_What this task involves_: Once the pictures are set aside, copy the records below exactly as they stand.

*** Records provided Section Begins ***

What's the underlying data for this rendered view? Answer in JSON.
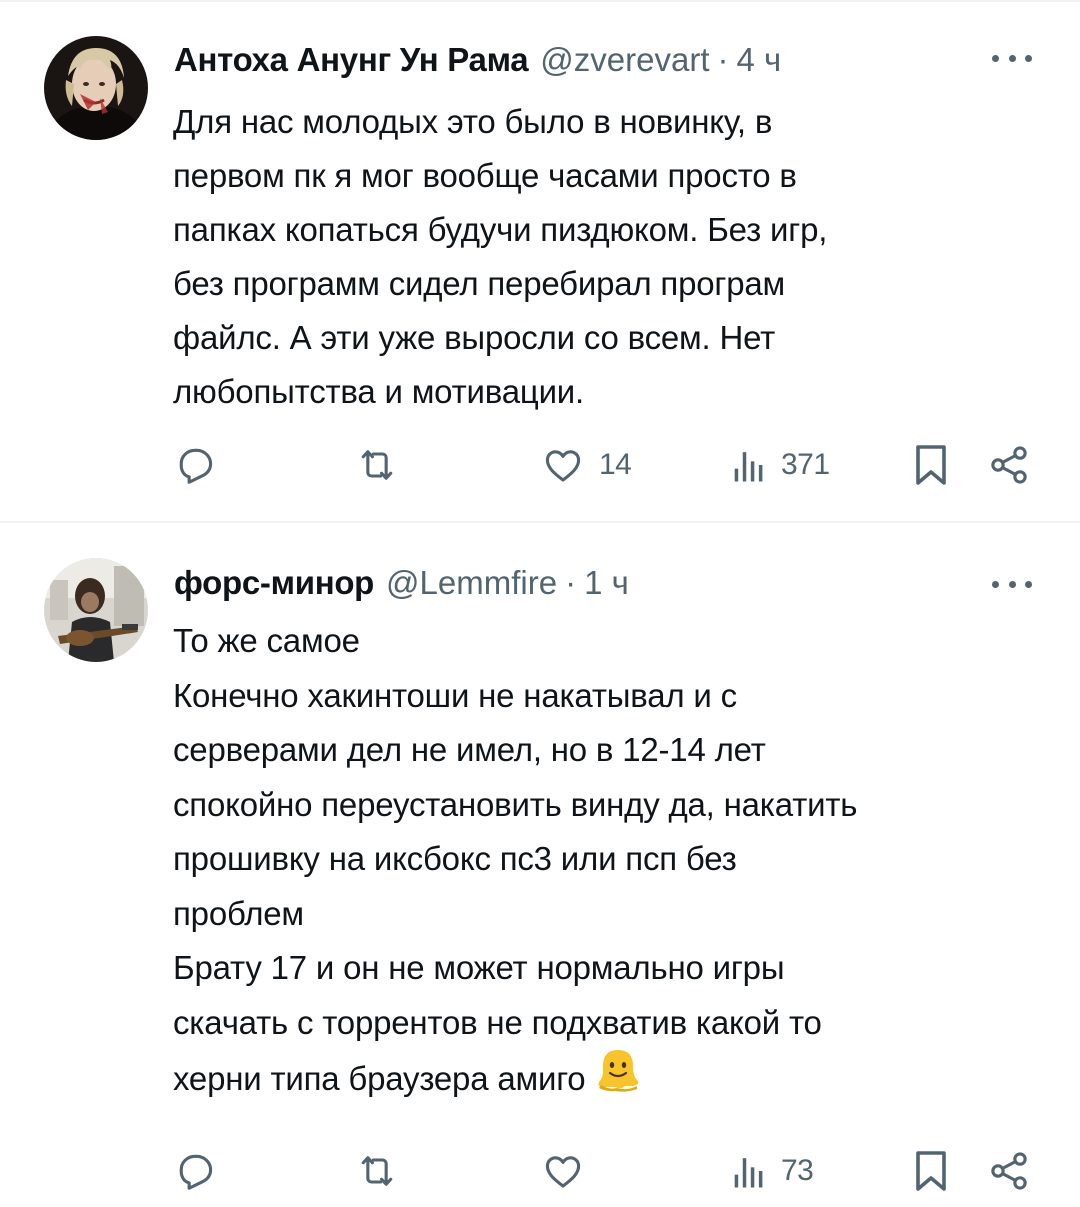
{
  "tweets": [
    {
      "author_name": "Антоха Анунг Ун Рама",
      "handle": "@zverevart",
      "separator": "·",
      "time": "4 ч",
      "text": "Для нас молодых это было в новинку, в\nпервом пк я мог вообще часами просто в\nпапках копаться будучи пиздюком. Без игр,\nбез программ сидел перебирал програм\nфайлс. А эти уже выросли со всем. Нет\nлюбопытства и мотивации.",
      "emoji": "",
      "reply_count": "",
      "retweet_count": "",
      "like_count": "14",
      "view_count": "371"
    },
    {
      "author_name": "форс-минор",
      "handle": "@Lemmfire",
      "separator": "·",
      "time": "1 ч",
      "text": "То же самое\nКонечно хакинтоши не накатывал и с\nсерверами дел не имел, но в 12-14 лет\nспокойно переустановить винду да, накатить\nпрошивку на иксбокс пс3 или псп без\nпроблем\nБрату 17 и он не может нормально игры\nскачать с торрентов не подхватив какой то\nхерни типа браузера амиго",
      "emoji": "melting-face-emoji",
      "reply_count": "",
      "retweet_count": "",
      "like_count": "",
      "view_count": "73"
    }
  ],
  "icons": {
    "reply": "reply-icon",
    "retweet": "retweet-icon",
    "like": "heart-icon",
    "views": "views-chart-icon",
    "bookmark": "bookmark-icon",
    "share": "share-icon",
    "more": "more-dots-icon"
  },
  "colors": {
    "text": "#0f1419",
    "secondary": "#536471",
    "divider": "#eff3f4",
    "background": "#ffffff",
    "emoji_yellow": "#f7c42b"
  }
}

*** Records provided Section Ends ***

_Exercise response_:
What's the underlying data for this rendered view? Answer in JSON.
{
  "tweets": [
    {
      "author_name": "Антоха Анунг Ун Рама",
      "handle": "@zverevart",
      "separator": "·",
      "time": "4 ч",
      "text": "Для нас молодых это было в новинку, в\nпервом пк я мог вообще часами просто в\nпапках копаться будучи пиздюком. Без игр,\nбез программ сидел перебирал програм\nфайлс. А эти уже выросли со всем. Нет\nлюбопытства и мотивации.",
      "emoji": "",
      "reply_count": "",
      "retweet_count": "",
      "like_count": "14",
      "view_count": "371"
    },
    {
      "author_name": "форс-минор",
      "handle": "@Lemmfire",
      "separator": "·",
      "time": "1 ч",
      "text": "То же самое\nКонечно хакинтоши не накатывал и с\nсерверами дел не имел, но в 12-14 лет\nспокойно переустановить винду да, накатить\nпрошивку на иксбокс пс3 или псп без\nпроблем\nБрату 17 и он не может нормально игры\nскачать с торрентов не подхватив какой то\nхерни типа браузера амиго",
      "emoji": "melting-face-emoji",
      "reply_count": "",
      "retweet_count": "",
      "like_count": "",
      "view_count": "73"
    }
  ],
  "icons": {
    "reply": "reply-icon",
    "retweet": "retweet-icon",
    "like": "heart-icon",
    "views": "views-chart-icon",
    "bookmark": "bookmark-icon",
    "share": "share-icon",
    "more": "more-dots-icon"
  },
  "colors": {
    "text": "#0f1419",
    "secondary": "#536471",
    "divider": "#eff3f4",
    "background": "#ffffff",
    "emoji_yellow": "#f7c42b"
  }
}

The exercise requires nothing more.